The Bank of Korea (BoK) explained in its report that the introduction of a CBDC will replace demand deposits held by local commercial banks as people think the central bank-backed CBDC is far safer. This will create a liquidity shortage in the banks and the money supply will fall drastically, resulting in the rise of market interest rates.
“The CBDC is a kind of a BOK-issued bank account. People trust it more than one in a commercial bank. Demand deposits are one of the biggest sources of loans by banks.

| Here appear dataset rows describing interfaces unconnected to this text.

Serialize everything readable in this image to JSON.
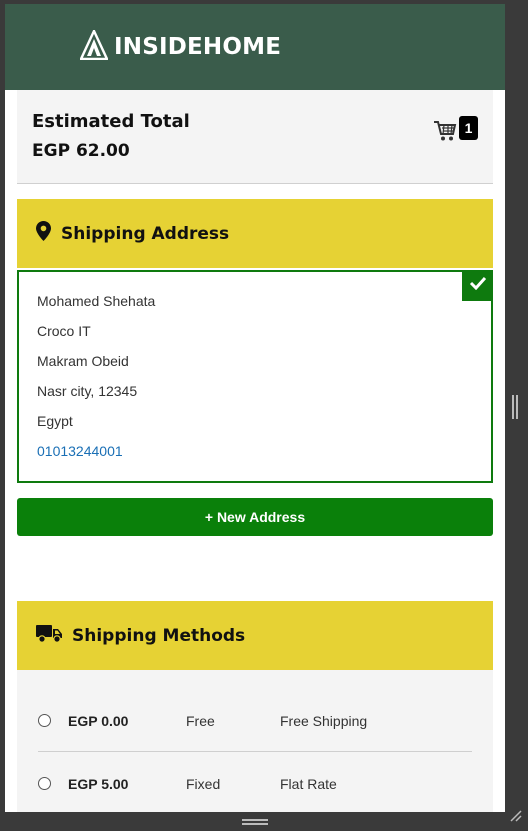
{
  "header": {
    "logo_text": "INSIDEHOME"
  },
  "summary": {
    "title": "Estimated Total",
    "total": "EGP 62.00",
    "cart_count": "1"
  },
  "shipping_address": {
    "heading": "Shipping Address",
    "lines": [
      "Mohamed Shehata",
      "Croco IT",
      "Makram Obeid",
      "Nasr city, 12345",
      "Egypt"
    ],
    "phone": "01013244001",
    "new_address_button": "+ New Address"
  },
  "shipping_methods": {
    "heading": "Shipping Methods",
    "methods": [
      {
        "price": "EGP 0.00",
        "type": "Free",
        "name": "Free Shipping"
      },
      {
        "price": "EGP 5.00",
        "type": "Fixed",
        "name": "Flat Rate"
      }
    ]
  },
  "colors": {
    "header_bg": "#3a5c4b",
    "section_accent": "#e6d234",
    "selected_green": "#0e7a0e",
    "button_green": "#0a800a",
    "link_blue": "#1a6fb5"
  },
  "icons": [
    "logo-icon",
    "cart-icon",
    "map-pin-icon",
    "checkmark-icon",
    "truck-icon"
  ]
}
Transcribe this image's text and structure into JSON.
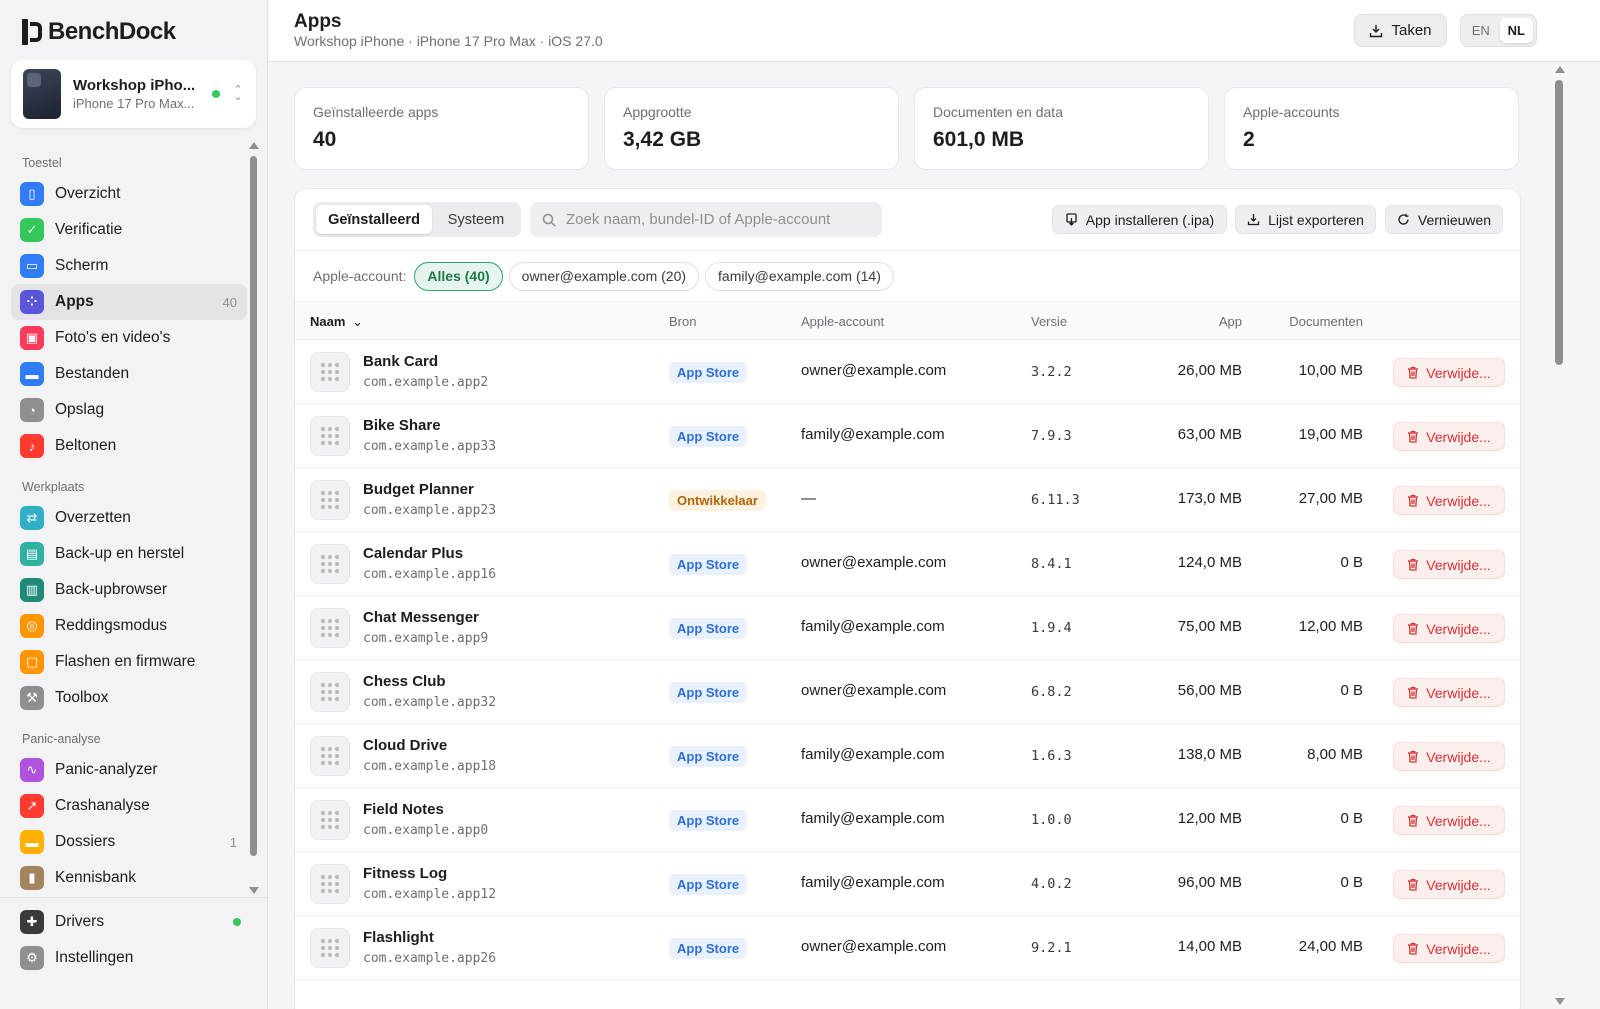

When people pull out their money, banks raise rates, or lower the reserve ratio, to secure more funds,” Kwon Oh-ik, one of the co-authors of the BoK’s report, told the local news portal.
CBDC vs. Fiat
A similar concern with CBDC was echoed in a report by the Basel-based the Bank of International Settlements (BIS). The report revealed that around 70 percent of the central banks in the world are carrying out some form of CBDC research.
As recently reported by Finance Magnates, an Indian governmental panel appointed to study the impact of cryptocurrencies is now concerned with the impact of digital assets on the valuation of the rupee, the country’s fiat currency.
Last month, South Korean regulatory authority also announced that the country would continue its ban on initial coin offerings (ICO) as many blockchain firms are breaking the laws to issue tokens.